Angus Wishart's plein air painting in New Zealand
I am a mostly self-taught artist working in the Bass Coast Shire/Bunurong Country.
As far back as I can remember, painting has always been there. My first form of artistic training began when I was still in primary school, attending after school classes with artist Janice Orchard. It was here where I learnt the basics of composition and colour, the fundamental principles which I came to understand innately and which formed the bedrock of all my progress to follow. I was naturally drawn to watercolour, and this was my medium of choice during those early years.
When finishing school I chose to pursue art independently, opting out of formal institutional learning. I travelled through Europe the year after high school and exposed myself to as much work of the great masters as I could.
Upon returning home, I set up a studio and devoted myself to learning the traditional techniques I had seen. Having begun with watercolour, I now taught myself to paint in oils. Although I did some reading of art magazines and books on the old masters, most of my learning was simply by doing. It was during this period where I truly understood the power of tone, and found my calling in tonal impressionism and the painting of light. This has continued to grow throughout my artistic journey; with every painting I am aiming to capture the light above all else.
In recent years I have been very fortunate to receive mentoring from Twenty Melbourne Painters Society artist Fiona Bilbrough, whose understanding of the direct painting and tonal observation methods has been invaluable to me. I have also been lucky to receive guidance from other living masters such as John Mutsaers and Robert Hannaford. Having only joined the Victorian Artists Society recently, I feel very humbled to exhibit in the same rooms as many of my forebears in the tonal impressionist discipline; the likes of Arthur Streeton, John Longstaff, William Dargie, W B McInnes, James R Jackson, E Phillips Fox, Percy Leason, Penleigh Boyd, and many other members of the Heidelberg School. It seems especially fitting, then, to hold an exhibition purely of plein air paintings here.
Angus Wishart with his portrait of Hugh Sheridan titled Darkness and Light in oil
Angus Wishart and his still life titled Sanctuary in oil
Self portrait at 28, in oil
Study of Odysseus in exile, in oil
Taking my practice from the controlled studio environment to the outside world changed my painting method dramatically; learning to paint en plein air brought my work to new heights. Outdoors I am forced to paint quickly with a controlled urgency before the conditions change, to reduce any scene down to its bare essentials. This has informed all my other work as well, including the portrait and still life.
I feel I am still at the beginning of my artistic journey, and so the story ends here for now; I have so much more to learn and improve on. If you make it to see the show I hope very much that you enjoy it, and perhaps even feel inspired to take the easel outside yourself.

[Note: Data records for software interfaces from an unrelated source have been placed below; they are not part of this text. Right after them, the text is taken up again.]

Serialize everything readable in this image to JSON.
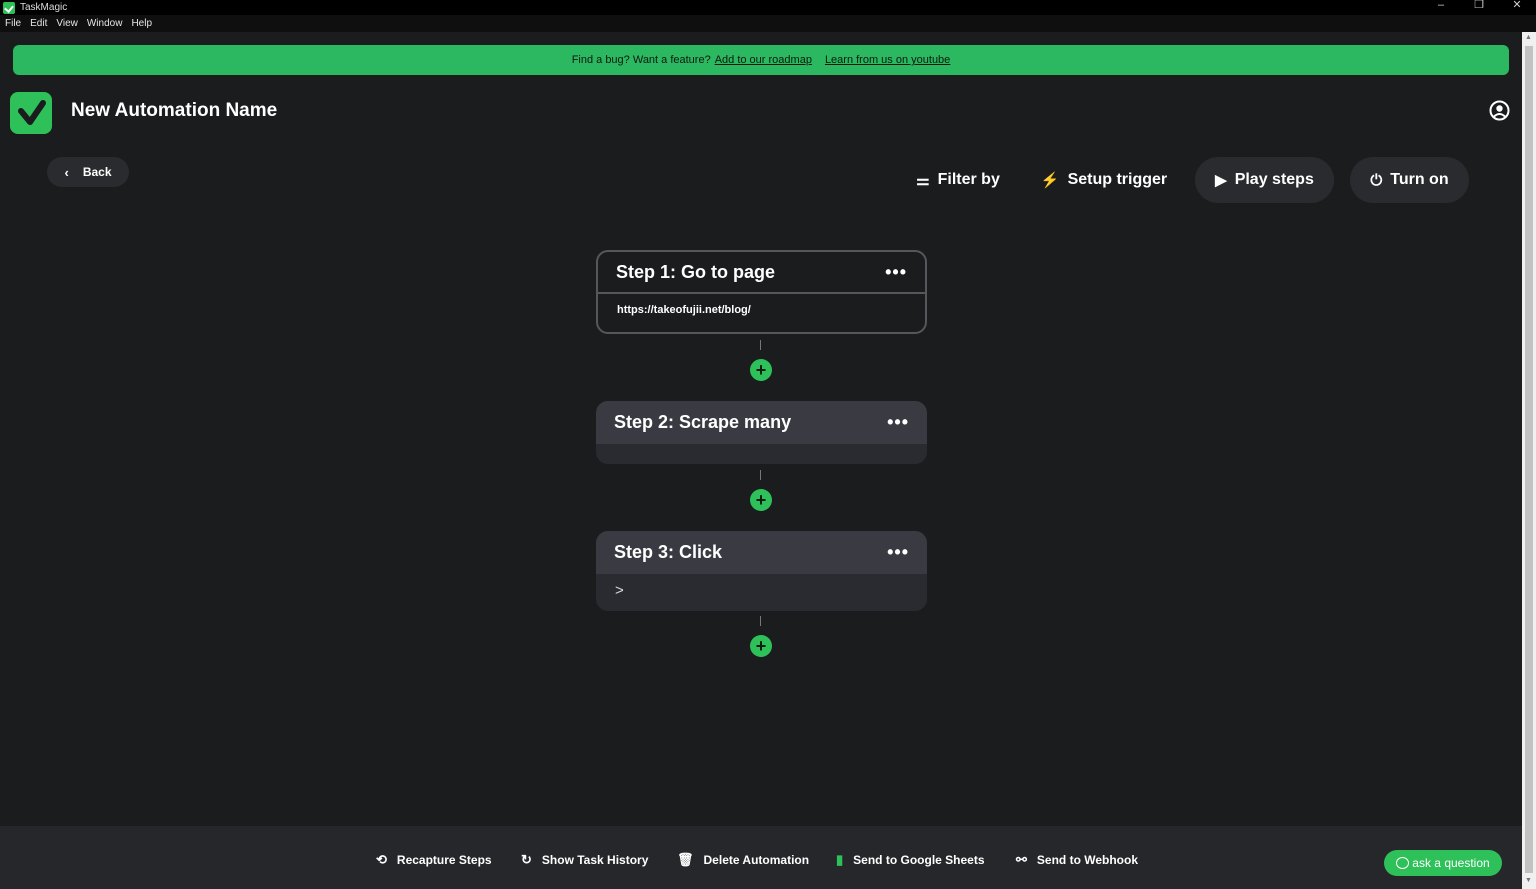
{
  "window": {
    "title": "TaskMagic",
    "controls": {
      "minimize": "–",
      "restore": "❐",
      "close": "✕"
    }
  },
  "menu": [
    "File",
    "Edit",
    "View",
    "Window",
    "Help"
  ],
  "banner": {
    "text": "Find a bug? Want a feature?",
    "link_roadmap": "Add to our roadmap",
    "link_youtube": "Learn from us on youtube",
    "color": "#2cb860"
  },
  "header": {
    "automation_name": "New Automation Name"
  },
  "toolbar": {
    "back_label": "Back",
    "filter_label": "Filter by",
    "trigger_label": "Setup trigger",
    "play_label": "Play steps",
    "turnon_label": "Turn on"
  },
  "steps": [
    {
      "title": "Step 1: Go to page",
      "menu": "•••",
      "detail": "https://takeofujii.net/blog/"
    },
    {
      "title": "Step 2: Scrape many",
      "menu": "•••",
      "detail": ""
    },
    {
      "title": "Step 3: Click",
      "menu": "•••",
      "detail": ">"
    }
  ],
  "add_step_symbol": "+",
  "bottom_actions": {
    "recapture": "Recapture Steps",
    "history": "Show Task History",
    "delete": "Delete Automation",
    "sheets": "Send to Google Sheets",
    "webhook": "Send to Webhook"
  },
  "ask_label": "ask a question",
  "accent_color": "#2ec15a"
}
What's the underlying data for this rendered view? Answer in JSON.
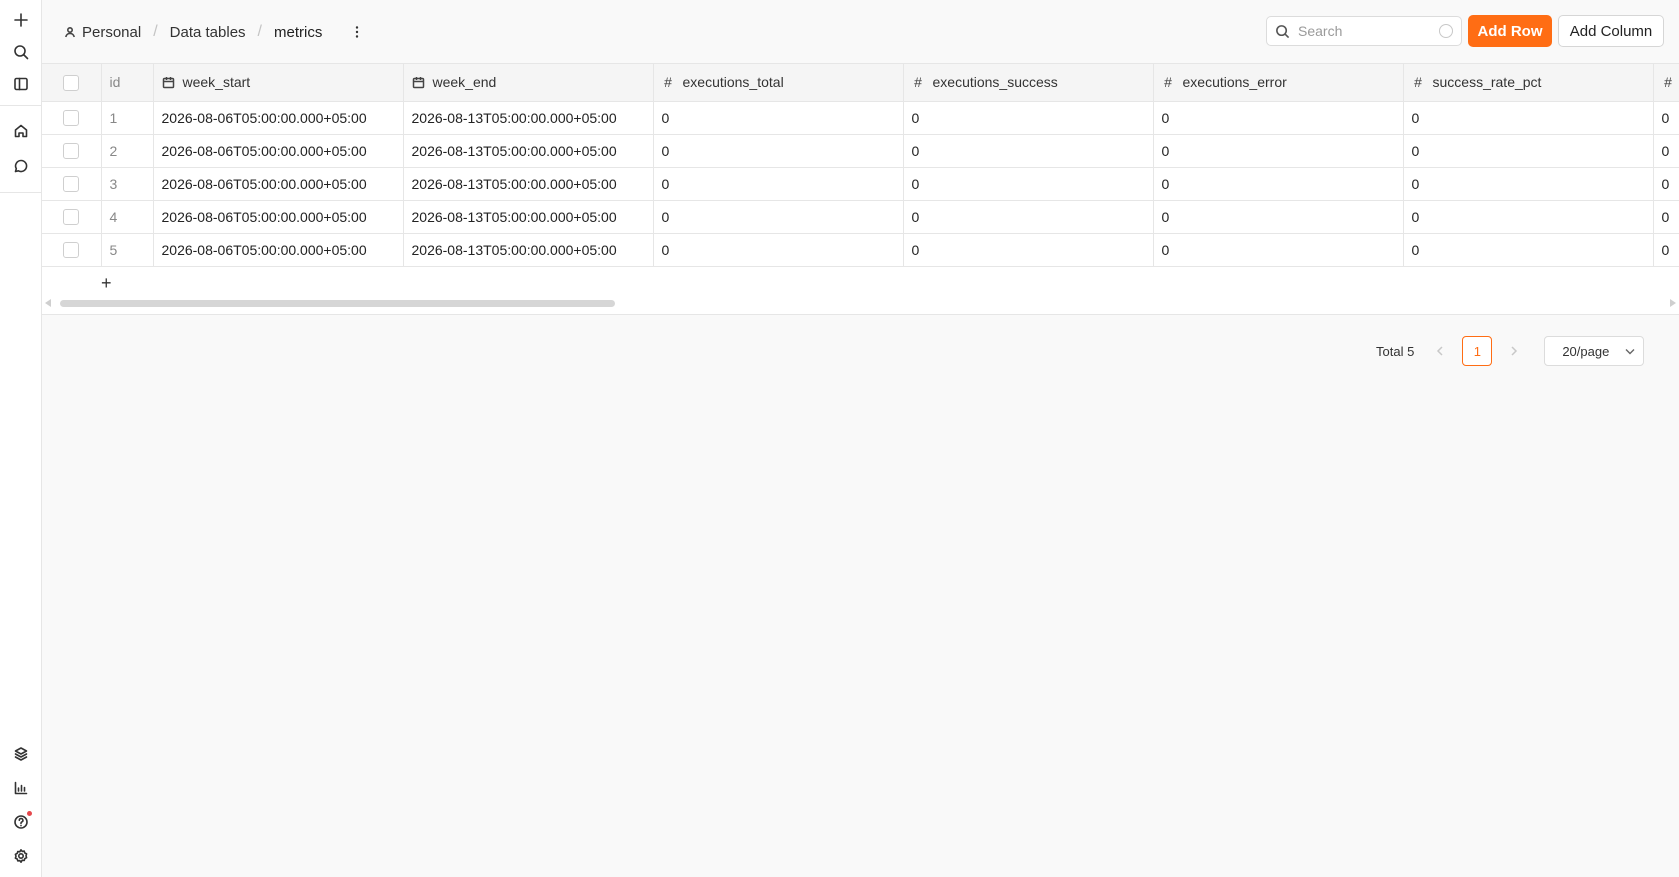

We would like to pay our respects to the traditional owners of the land on which our building stands, their leaders, past, present and emerging.